Around exam time, students commonly look for ways to increase focus and concentration while trying to carve out an extra hour or two of study time. There’s no magic food or drink that can do this for you, however, following the suggestions below can help you to make the most of the time you spend studying.
Supplying your brain with enough energy affects your ability to focus. The brain is fueled primarily by glucose, which our body gets from digesting carbohydrates. Having a low blood glucose (also referred to as blood sugar) can make you feel mentally fuzzy or tired.

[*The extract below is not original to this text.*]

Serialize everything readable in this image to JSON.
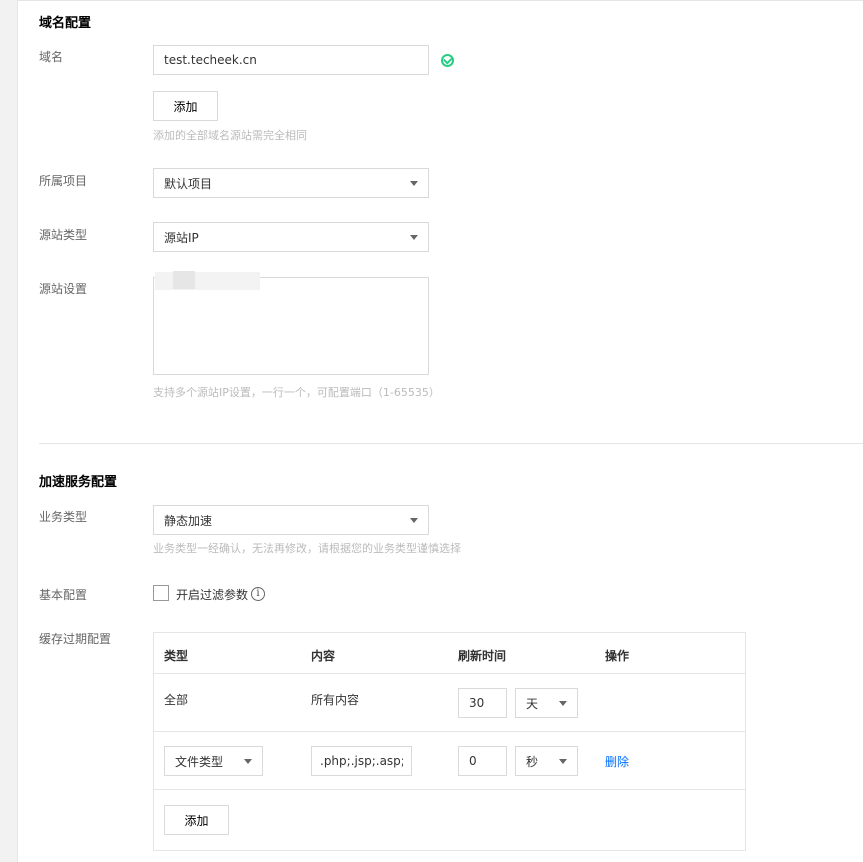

Eating regularly, starting with breakfast and then every 3 to 5 hours throughout the day, is the best way to ensure that you will have enough glucose in your blood to fuel your brain. Numerous studies have shown that eating breakfast can improve attention and short-term memory and may enhance test performance. Choose foods that provide a slow, steady source of glucose such as 100% whole grain breads, cereals, rice, or pasta, fruits, vegetables, dairy products and beans or lentils. They deliver energy at a slower and steadier rate compared to refined grains and high sugar foods and drinks.
Choose a balanced diet

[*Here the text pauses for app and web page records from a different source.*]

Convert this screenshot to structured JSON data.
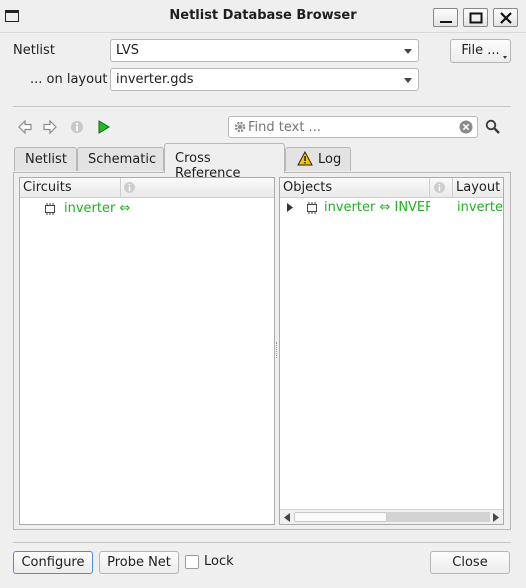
{
  "window": {
    "title": "Netlist Database Browser"
  },
  "form": {
    "netlist_label": "Netlist",
    "netlist_value": "LVS",
    "layout_label": "... on layout",
    "layout_value": "inverter.gds",
    "file_button": "File ..."
  },
  "search": {
    "placeholder": "Find text ..."
  },
  "tabs": [
    {
      "label": "Netlist"
    },
    {
      "label": "Schematic"
    },
    {
      "label": "Cross Reference"
    },
    {
      "label": "Log"
    }
  ],
  "circuits": {
    "header": "Circuits",
    "rows": [
      {
        "text": "inverter ⇔"
      }
    ]
  },
  "objects": {
    "headers": [
      "Objects",
      "Layout"
    ],
    "rows": [
      {
        "object": "inverter ⇔ INVERT",
        "layout": "inverter"
      }
    ]
  },
  "bottom": {
    "configure": "Configure",
    "probe_net": "Probe Net",
    "lock": "Lock",
    "close": "Close"
  },
  "colors": {
    "match_green": "#22b022",
    "play_green": "#22bb22",
    "warning_yellow": "#f5c400"
  }
}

The best meals and snacks contain a balance of carbohydrate and protein to keep you energized. Pair the slowly-digested carbohydrates mentioned above with a source of protein such as nuts or seeds, meat, poultry, fish, eggs or tofu when planning meals and snacks. Dairy products like milk, cheese and yogurt, soy beverages and beans and lentils are good sources of both carbohydrates and protein. To power up your concentration, eat a hardboiled egg along with your breakfast bagel, tuna in your wrap at lunch, tofu and brown rice with your dinner veggie stir fry; have hummus with whole grain crackers, yogurt with frozen berries or an apple with peanut butter as a snack.
Drink plenty of water
Most adults should aim for 2 to 2 ½ litres of water per day, more if you are very active or during warm weather. Not drinking enough fluid can affect your energy level, mood, and ability to focus. Even slight dehydration may cause a headache. While sugary drinks provide a quick burst of energy, they often leave you feeling worse in the long run.
The same goes for caffeine; while it can help you to feel more focused, its effects are also short term. Found mainly in coffee, colas, and energy drinks, caffeine provides a quick energy buzz but also leaves you feeling jittery and uncomfortable if you overdo it. Moderate caffeine intake (no more than 400 mg/day) is not associated with adverse effects in most adults. This is the equivalent of about 2 large cups of coffee per day.
Steer clear of energy drinks, which are an expensive way to load up on a lot of sugar (up to 14 teaspoons per can) and caffeine. The safety, dosages, and effectiveness of other ingredients like taurine, glucuronolactone, and Gingko Biloba are unclear, especially when taken all at once or in combination with caffeine or certain medications. The best way to maximize your energy is to eat well, be active most days, stay hydrated and get 7 to 9 hours of sleep every night.
To learn more about healthy eating, check out our Survival Guide to Healthy Eating.